In attendance were the Consul General of France, Gaston Ernest Liébert; Consul Henri Goiran; the Consul of Haiti, Dr. Fanberg; and a profusion of titles including Countess Oleonta Cortina, Prince de Matta, and Baroness d'Etreilles.  The article noted "Mr. Rossolimo is at work on the decorations for the Church of the Orthodox Community 'Evangelimos,' which is situated next door to his studio."

The church supported a citizenship drive on May 1 which drew press attention.  The New York Evening World reported "To-day the Greek American National Union, Inc., will give a demonstration of mass naturalization when it brings in automobiles from the Greek Church at No. 312 West 54th Street to the Hall of Records to take out their first citizenship papers."  The article estimated than more than 200 "Greeks who have determined to become Americans" would participate.

On October 25, 1920 King Alexander of Greece succumbed to an infection caused by a monkey bite.  His death resulted in elections in November pitting monarchists against those who favored a republic.  The exiled King Constantine, Alexander's father, ran against Greek liberation leader Elefthérios Kyriákou Venizélos.  The latter lost.

The political ripple which traveled across the ocean arrived on West 54th Street on November 21 when a special service was celebrated by pastor Rev. Nickolas Lazarus "to celebrate the anticipated return of King Constantine."  The Philadelphia Inquirer reported the following day, "The Thanksgiving ceremony in the Greek Orthodox Church of Evangelismos ended in a riot when Constantino Momas and his wife, Anastadia, arose and shouted 'Hurrah for Venizelos.'"  The article explained, "All went smoothly until, as the congregation was walking out, Momas and his wife could restrain their feelings no longer."  Their shouts incited a rush of Constantine supporters who knocked Momas to the ground.  In the meantime, "women surrounded the wife who had dared to shout her loyalty to the defeated Greek leader."

Hearing the commotion, Policeman George Hirsch "fought his way to the badly used up Momas and with brandishing night stick managed to drive the crowd back.  He dragged the mob's victim to the parish home next door to the church.  The wife, now let alone by the mob of women, followed."  By now, said the article, "Momas had been beaten and knocked down several times.  His clothing and his wife's had been torn."   When Patrolman Hirsch returned to the scene to arrest the attackers, "all he found was a peaceful congregation walking home from worship.  He made no arrests."

The following year the church leased a floor in the Amity Building to Nicholas Roerich and Maurice Lichtman for their anticipated Master School of United Arts.  Chartered on November 17, 1921, it would offer musical classes in violin, cello, piano, composition and voice; as well as art courses in painting and drawing.

Opening night was on January 22, 1922.  Among the guests was Russian composer Sergei Sergeyevich Prokofiev.  Beginning that March a series of fund-raising concerts were held here.  

In 1932, nearly three decades after construction, the exterior was still unfinished.  from the collection of the New York Public Library
Then, on November 15, 1937 The New York Sun reported that the city had purchased the church properties, and hired architect Byron P. Wilson to design a "new police station, prison and garage on the site."  It signaled the end of one of Raphael Guastavino's grandest internal spaces.

photo via
many thanks to reader Doug Wheeler for prompting this post.


  1. What a marvelous story, with a less-than-wonderful ending.

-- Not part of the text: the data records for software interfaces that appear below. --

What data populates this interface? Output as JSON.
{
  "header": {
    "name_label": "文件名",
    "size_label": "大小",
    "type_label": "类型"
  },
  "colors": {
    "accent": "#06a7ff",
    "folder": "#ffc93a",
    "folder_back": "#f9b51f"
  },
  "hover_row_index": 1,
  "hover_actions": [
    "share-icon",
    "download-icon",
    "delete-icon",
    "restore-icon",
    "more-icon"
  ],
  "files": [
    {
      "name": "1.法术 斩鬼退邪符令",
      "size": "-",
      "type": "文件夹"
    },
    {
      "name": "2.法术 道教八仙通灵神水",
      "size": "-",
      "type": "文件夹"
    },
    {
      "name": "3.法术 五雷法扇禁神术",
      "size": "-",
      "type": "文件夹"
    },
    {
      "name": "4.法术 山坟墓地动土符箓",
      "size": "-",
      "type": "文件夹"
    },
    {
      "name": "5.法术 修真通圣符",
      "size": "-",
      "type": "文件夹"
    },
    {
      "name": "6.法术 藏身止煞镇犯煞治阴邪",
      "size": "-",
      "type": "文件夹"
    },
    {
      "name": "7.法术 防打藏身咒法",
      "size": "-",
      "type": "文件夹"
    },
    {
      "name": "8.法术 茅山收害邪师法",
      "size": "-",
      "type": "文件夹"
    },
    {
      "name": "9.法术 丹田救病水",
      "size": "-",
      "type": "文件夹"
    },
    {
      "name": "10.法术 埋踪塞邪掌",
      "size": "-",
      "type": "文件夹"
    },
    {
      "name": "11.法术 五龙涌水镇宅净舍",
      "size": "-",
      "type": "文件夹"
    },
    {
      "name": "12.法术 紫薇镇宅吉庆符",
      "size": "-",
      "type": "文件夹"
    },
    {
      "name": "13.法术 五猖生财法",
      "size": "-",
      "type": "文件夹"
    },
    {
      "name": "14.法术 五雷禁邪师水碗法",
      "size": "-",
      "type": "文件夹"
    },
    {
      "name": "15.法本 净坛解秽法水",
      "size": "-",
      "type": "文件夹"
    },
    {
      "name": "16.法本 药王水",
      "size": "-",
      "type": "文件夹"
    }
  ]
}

It must've made a stunning Greek church. Should we assume that additional buildings were meant to frame the large piazza and block views of the unadorned sanctuary?

    1. To an extent they auxiliary buildings framed it. The Amity Building was already there before construction started, but nevertheless they flanked the piazza.